El Capitan, Golden Gate
United States, California, Yosemite Valley
Free climbing on El Capitan: days on a wall, high exposure, awkward chimneys and offwidth stuff, and, last but not least, mostly natural pro—all ingredients for a particularly interesting game. Lynn Hill’s ascent of the Nose was an exploit, an event in the climbing world, an earthquake not just for women but for us all. Her comment, “It goes, boys!” was straight, tough, but nonetheless correct. In a provoking yet charming manner, she passed men’s dominance in climbing and left them behind. She discovered El Capitan from a new angle and demonstrated that there was plenty left to explore!
The result: Lurking Fear, Salathé, the Nose, El Niño (a.k.a. the free variation to the North America Wall), and the Free Rider, as the easiest breakthrough on these gigantic walls, are now all free. Last but not least, the Shaft, a stunning 1000-meter free climb with only two meters of aid left, awaits a continuous and complete free ascent.
I saw another possibility for a free climb: the Heart Route, opened in 1970 by Chuck Kroger and Scott Davis. It was one of the first routes on El Cap and therefore primarily follows the bigger features of the face, giving the best chances for a continuous free climb.
On September 20, I started to solo up a new line that escapes from the Salathé at the height of El Cap Spire.
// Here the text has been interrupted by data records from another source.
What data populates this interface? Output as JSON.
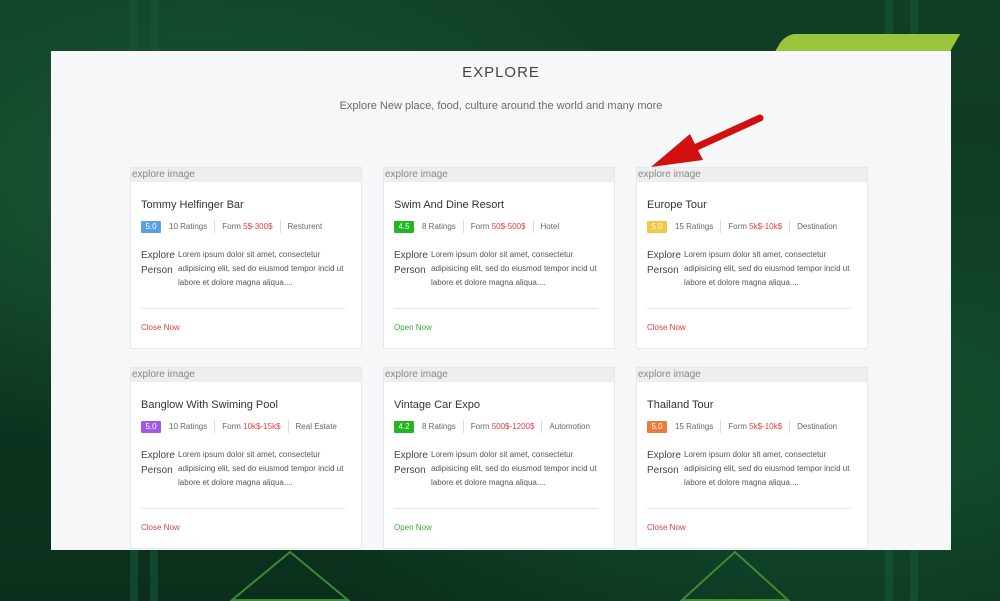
{
  "colors": {
    "page_bg": "#0f3b25",
    "panel_bg": "#f6f7f9",
    "price_red": "#e53d3d",
    "open_green": "#3aab3a",
    "arrow_red": "#d10f0f"
  },
  "header": {
    "title": "EXPLORE",
    "subtitle": "Explore New place, food, culture around the world and many more"
  },
  "cards": [
    {
      "image_alt": "explore image",
      "title": "Tommy Helfinger Bar",
      "rating": "5.0",
      "rating_color": "#5aa0e6",
      "ratings_count": "10 Ratings",
      "price_prefix": "Form",
      "price": "5$-300$",
      "category": "Resturent",
      "avatar_alt": "Explore Person",
      "description": "Lorem ipsum dolor sit amet, consectetur adipisicing elit, sed do eiusmod tempor incid ut labore et dolore magna aliqua....",
      "status": "Close Now"
    },
    {
      "image_alt": "explore image",
      "title": "Swim And Dine Resort",
      "rating": "4.5",
      "rating_color": "#22b522",
      "ratings_count": "8 Ratings",
      "price_prefix": "Form",
      "price": "50$-500$",
      "category": "Hotel",
      "avatar_alt": "Explore Person",
      "description": "Lorem ipsum dolor sit amet, consectetur adipisicing elit, sed do eiusmod tempor incid ut labore et dolore magna aliqua....",
      "status": "Open Now"
    },
    {
      "image_alt": "explore image",
      "title": "Europe Tour",
      "rating": "5.0",
      "rating_color": "#f5c842",
      "ratings_count": "15 Ratings",
      "price_prefix": "Form",
      "price": "5k$-10k$",
      "category": "Destination",
      "avatar_alt": "Explore Person",
      "description": "Lorem ipsum dolor sit amet, consectetur adipisicing elit, sed do eiusmod tempor incid ut labore et dolore magna aliqua....",
      "status": "Close Now"
    },
    {
      "image_alt": "explore image",
      "title": "Banglow With Swiming Pool",
      "rating": "5.0",
      "rating_color": "#a05ae6",
      "ratings_count": "10 Ratings",
      "price_prefix": "Form",
      "price": "10k$-15k$",
      "category": "Real Estate",
      "avatar_alt": "Explore Person",
      "description": "Lorem ipsum dolor sit amet, consectetur adipisicing elit, sed do eiusmod tempor incid ut labore et dolore magna aliqua....",
      "status": "Close Now"
    },
    {
      "image_alt": "explore image",
      "title": "Vintage Car Expo",
      "rating": "4.2",
      "rating_color": "#22b522",
      "ratings_count": "8 Ratings",
      "price_prefix": "Form",
      "price": "500$-1200$",
      "category": "Automotion",
      "avatar_alt": "Explore Person",
      "description": "Lorem ipsum dolor sit amet, consectetur adipisicing elit, sed do eiusmod tempor incid ut labore et dolore magna aliqua....",
      "status": "Open Now"
    },
    {
      "image_alt": "explore image",
      "title": "Thailand Tour",
      "rating": "5.0",
      "rating_color": "#f07a3a",
      "ratings_count": "15 Ratings",
      "price_prefix": "Form",
      "price": "5k$-10k$",
      "category": "Destination",
      "avatar_alt": "Explore Person",
      "description": "Lorem ipsum dolor sit amet, consectetur adipisicing elit, sed do eiusmod tempor incid ut labore et dolore magna aliqua....",
      "status": "Close Now"
    }
  ]
}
The route joins the Heart Route after four pitches. From there, most of the climb is along the original route; only the muddy and wet “Rainy Day Woman” crack is bypassed on the left. On the fifth day of the first ascent, I reached the huge “Fat City” ramp, which is the exit of the Heart Route, and found a fantastic freeclimbing solution to it: a 300-foot flake rips through the highly exposed and overhanging headwall to the left—the perfect exit to the new free climb, Golden Gate!
At the beginning of October, my brother, Thomas, arrived in Yosemite and we immediately began to work on a free ascent of the route. On Friday, October 13, we climbed the Salathé halfway up to the El Cap Spire, where we spent our first bivy. On the second day of climbing we did face problems. On the route’s first 5.13a pitch, I had been sent down twice by breaking holds, so I needed a third attempt to redpoint that pitch, and too much time and power was wasted to exit the route the same day. After another bivy on the wall, we reached the summit of El Cap, having freeclimbed Golden Gate in a single push: 41 pitches, one at 5.13b, two at 5.13a and five at 5.12.
Alexander Huber, Germany